-------- Information supplied --------
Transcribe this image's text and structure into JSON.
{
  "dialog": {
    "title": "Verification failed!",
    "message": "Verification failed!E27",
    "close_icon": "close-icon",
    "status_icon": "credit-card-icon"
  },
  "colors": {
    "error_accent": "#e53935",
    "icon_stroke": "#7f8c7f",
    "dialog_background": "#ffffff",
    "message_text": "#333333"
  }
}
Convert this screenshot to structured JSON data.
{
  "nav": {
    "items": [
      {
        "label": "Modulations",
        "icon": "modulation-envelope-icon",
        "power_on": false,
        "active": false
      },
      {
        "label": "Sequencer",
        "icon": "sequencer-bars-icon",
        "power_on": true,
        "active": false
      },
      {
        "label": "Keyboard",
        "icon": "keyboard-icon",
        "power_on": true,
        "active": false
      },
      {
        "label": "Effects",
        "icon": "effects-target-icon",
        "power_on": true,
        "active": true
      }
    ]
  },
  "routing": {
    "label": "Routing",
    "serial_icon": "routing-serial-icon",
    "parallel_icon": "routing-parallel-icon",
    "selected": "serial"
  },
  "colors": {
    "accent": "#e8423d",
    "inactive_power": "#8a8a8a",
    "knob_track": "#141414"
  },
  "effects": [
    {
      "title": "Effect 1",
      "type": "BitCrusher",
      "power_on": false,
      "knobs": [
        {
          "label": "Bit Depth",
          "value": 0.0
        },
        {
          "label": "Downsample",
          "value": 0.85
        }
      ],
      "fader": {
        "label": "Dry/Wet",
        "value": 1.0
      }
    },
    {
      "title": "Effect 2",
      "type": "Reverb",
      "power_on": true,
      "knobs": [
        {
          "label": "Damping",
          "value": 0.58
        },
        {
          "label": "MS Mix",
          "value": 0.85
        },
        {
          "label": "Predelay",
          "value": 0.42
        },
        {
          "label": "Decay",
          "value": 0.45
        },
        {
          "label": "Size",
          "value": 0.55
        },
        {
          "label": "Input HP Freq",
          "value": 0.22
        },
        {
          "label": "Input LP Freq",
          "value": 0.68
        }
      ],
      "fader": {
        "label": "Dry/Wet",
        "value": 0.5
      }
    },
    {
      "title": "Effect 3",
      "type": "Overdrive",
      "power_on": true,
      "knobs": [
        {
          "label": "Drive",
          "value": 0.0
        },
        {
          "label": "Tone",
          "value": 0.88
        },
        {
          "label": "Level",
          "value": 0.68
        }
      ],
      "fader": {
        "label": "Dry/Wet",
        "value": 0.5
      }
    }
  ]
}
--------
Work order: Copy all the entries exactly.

Solved problem:
Transcribe this image's text and structure into JSON.
{
  "dialog": {
    "title": "Verification failed!",
    "message": "Verification failed!E27",
    "close_icon": "close-icon",
    "status_icon": "credit-card-icon"
  },
  "colors": {
    "error_accent": "#e53935",
    "icon_stroke": "#7f8c7f",
    "dialog_background": "#ffffff",
    "message_text": "#333333"
  }
}
Convert this screenshot to structured JSON data.
{
  "nav": {
    "items": [
      {
        "label": "Modulations",
        "icon": "modulation-envelope-icon",
        "power_on": false,
        "active": false
      },
      {
        "label": "Sequencer",
        "icon": "sequencer-bars-icon",
        "power_on": true,
        "active": false
      },
      {
        "label": "Keyboard",
        "icon": "keyboard-icon",
        "power_on": true,
        "active": false
      },
      {
        "label": "Effects",
        "icon": "effects-target-icon",
        "power_on": true,
        "active": true
      }
    ]
  },
  "routing": {
    "label": "Routing",
    "serial_icon": "routing-serial-icon",
    "parallel_icon": "routing-parallel-icon",
    "selected": "serial"
  },
  "colors": {
    "accent": "#e8423d",
    "inactive_power": "#8a8a8a",
    "knob_track": "#141414"
  },
  "effects": [
    {
      "title": "Effect 1",
      "type": "BitCrusher",
      "power_on": false,
      "knobs": [
        {
          "label": "Bit Depth",
          "value": 0.0
        },
        {
          "label": "Downsample",
          "value": 0.85
        }
      ],
      "fader": {
        "label": "Dry/Wet",
        "value": 1.0
      }
    },
    {
      "title": "Effect 2",
      "type": "Reverb",
      "power_on": true,
      "knobs": [
        {
          "label": "Damping",
          "value": 0.58
        },
        {
          "label": "MS Mix",
          "value": 0.85
        },
        {
          "label": "Predelay",
          "value": 0.42
        },
        {
          "label": "Decay",
          "value": 0.45
        },
        {
          "label": "Size",
          "value": 0.55
        },
        {
          "label": "Input HP Freq",
          "value": 0.22
        },
        {
          "label": "Input LP Freq",
          "value": 0.68
        }
      ],
      "fader": {
        "label": "Dry/Wet",
        "value": 0.5
      }
    },
    {
      "title": "Effect 3",
      "type": "Overdrive",
      "power_on": true,
      "knobs": [
        {
          "label": "Drive",
          "value": 0.0
        },
        {
          "label": "Tone",
          "value": 0.88
        },
        {
          "label": "Level",
          "value": 0.68
        }
      ],
      "fader": {
        "label": "Dry/Wet",
        "value": 0.5
      }
    }
  ]
}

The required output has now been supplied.